When Engagement Becomes More than Entertainment

by | Sep 15, 2021 | Transforming Education, Transforming Learning | 0 comments

As a Tech Coach, I often hear people say that technology is used to “get students engaged.” Oftentimes, the term “engagement” is used synonymously with the word “entertained.” While this is partially true, student engagement goes far beyond just entertainment and initial interest.

Fostering Engagement

In her book, The Perfect Blend, Michele Eaton discusses fostering engagement in students. She says, “[Fostering engagement] does not mean merely keeping students entertained, but rather keeping them deeply invested in their learning.” This idea is a lot more than just using technology for an anticipatory set or hook for a lesson or unit. Once you’ve got their attention, you have to keep the ball rolling, and the effective and proven way to do this is to use technology as a vehicle.

In order to keep students engaged in your lessons, teachers should be connecting the learning happening online with the learning happening in the classroom. One should segue into the other, and equal importance should be placed on both. Students must know they are not only accountable for the work they do in front of you, but also for the work they do independently. This is the only real way that blended learning can work.

Using Technology to Maximize your Time

Think about your whole group lessons. They will most likely be a lecture, discussion, or demonstration. How can you leverage technology in these cases to allow you the opportunity for more personalized contact time with your students? Can your lecture be recorded, so students can play it back or pause it when they need to take notes and write down questions? Can your discussion take place online so that shy students feel more comfortable speaking and sharing thoughts and ideas, or so students can answer each other’s questions? Can your demonstration be done through a recording to provide a visual that can be referenced later? If the answer to any of these questions is “yes,” then you’ve successfully given yourself more class time to meet with students individually or in small groups, allowing time to clarify information, answer questions, and/or delve deeper into content.

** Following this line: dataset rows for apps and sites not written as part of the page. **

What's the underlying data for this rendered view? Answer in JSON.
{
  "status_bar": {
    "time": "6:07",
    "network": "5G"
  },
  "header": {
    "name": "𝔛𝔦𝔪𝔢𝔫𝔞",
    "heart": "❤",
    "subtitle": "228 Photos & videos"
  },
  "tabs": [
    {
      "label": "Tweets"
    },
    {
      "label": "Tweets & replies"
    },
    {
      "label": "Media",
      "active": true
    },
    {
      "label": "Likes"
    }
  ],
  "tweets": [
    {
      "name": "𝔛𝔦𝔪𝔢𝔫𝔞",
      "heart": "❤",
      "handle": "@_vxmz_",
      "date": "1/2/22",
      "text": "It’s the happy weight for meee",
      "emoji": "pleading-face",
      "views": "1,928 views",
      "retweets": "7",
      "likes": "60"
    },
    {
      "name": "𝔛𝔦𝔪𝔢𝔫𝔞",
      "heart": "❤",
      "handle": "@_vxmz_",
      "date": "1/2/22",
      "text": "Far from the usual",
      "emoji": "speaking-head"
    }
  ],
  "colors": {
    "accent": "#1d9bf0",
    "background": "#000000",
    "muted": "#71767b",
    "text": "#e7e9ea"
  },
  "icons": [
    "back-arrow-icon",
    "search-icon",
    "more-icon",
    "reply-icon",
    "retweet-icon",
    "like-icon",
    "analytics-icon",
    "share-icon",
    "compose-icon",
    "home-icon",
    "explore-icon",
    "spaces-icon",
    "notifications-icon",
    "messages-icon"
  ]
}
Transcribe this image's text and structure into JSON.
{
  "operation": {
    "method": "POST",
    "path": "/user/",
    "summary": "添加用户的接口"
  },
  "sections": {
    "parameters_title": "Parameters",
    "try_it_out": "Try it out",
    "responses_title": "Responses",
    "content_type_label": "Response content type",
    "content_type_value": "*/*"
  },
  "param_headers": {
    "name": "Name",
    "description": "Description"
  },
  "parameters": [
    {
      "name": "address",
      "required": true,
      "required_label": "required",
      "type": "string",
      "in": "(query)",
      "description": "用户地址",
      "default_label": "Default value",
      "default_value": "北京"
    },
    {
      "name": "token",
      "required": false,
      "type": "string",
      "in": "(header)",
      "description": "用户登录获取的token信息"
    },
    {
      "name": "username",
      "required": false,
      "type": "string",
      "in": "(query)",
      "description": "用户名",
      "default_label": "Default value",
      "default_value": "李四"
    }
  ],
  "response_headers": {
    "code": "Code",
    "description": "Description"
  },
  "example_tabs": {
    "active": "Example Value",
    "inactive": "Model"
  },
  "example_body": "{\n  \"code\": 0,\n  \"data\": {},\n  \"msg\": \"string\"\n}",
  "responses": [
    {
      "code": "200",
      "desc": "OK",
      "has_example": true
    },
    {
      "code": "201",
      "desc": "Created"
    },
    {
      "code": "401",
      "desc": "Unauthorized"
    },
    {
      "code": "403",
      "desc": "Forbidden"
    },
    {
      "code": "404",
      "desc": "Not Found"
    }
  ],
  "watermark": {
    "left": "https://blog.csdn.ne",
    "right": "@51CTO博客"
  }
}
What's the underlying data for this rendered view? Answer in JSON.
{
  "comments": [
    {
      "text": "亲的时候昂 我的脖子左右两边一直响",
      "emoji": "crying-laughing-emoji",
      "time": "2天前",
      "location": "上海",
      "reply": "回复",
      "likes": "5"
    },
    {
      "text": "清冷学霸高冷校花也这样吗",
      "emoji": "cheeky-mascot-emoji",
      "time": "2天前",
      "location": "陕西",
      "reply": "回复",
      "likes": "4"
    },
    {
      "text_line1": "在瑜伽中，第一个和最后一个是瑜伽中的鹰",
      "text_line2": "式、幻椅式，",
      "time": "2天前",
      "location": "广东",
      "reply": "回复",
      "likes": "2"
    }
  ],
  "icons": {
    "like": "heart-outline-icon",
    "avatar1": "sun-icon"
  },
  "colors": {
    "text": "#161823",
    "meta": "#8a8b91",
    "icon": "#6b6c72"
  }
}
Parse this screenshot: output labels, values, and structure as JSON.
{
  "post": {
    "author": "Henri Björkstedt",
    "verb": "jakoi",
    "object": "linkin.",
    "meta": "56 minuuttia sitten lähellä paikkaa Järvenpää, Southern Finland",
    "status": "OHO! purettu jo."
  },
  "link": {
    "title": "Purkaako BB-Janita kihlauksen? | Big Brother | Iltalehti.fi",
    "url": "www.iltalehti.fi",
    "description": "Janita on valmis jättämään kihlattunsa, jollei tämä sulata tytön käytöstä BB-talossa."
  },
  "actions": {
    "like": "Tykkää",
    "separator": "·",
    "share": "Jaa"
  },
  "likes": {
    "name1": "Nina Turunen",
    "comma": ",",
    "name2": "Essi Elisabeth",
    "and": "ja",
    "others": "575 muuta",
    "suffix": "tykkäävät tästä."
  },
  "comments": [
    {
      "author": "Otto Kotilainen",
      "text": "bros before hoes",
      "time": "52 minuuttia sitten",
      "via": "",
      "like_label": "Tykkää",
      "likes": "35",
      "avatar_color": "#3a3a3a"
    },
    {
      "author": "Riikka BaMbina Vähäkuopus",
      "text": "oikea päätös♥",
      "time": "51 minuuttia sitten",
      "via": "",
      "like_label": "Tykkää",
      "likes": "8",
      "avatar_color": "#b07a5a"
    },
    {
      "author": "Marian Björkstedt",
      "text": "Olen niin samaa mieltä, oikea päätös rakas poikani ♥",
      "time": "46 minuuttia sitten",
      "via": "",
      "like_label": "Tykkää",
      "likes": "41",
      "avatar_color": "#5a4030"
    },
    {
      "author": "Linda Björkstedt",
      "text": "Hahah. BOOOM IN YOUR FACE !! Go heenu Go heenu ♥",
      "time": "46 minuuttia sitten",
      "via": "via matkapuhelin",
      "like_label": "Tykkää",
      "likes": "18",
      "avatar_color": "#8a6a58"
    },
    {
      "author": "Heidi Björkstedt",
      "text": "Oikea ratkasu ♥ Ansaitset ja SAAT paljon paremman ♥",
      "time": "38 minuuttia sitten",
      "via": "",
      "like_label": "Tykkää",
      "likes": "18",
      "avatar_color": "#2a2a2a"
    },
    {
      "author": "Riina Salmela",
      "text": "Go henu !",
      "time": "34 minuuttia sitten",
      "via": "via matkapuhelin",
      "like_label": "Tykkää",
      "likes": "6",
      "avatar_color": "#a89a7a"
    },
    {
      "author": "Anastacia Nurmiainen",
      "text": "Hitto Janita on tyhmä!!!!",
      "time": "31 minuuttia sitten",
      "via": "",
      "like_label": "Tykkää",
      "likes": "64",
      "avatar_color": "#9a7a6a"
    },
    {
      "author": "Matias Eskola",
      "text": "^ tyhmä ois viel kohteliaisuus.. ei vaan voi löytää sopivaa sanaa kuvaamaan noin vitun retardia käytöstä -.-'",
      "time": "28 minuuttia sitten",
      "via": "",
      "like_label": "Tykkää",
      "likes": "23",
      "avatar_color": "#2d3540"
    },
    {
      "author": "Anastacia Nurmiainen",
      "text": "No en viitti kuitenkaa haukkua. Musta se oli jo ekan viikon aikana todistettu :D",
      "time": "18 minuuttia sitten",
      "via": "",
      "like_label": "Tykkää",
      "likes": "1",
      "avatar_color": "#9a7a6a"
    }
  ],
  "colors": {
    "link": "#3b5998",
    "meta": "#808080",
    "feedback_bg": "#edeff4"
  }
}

Technology can and should be an integral part in all classroom settings. If done effectively, it can allow teachers more time for quality student interactions, give students agency in their learning, and, dare I say, provide more quality student engagement.

If you’d like to implement any of the ideas shared above or have questions, contact a Tech Coach today. Let’s talk!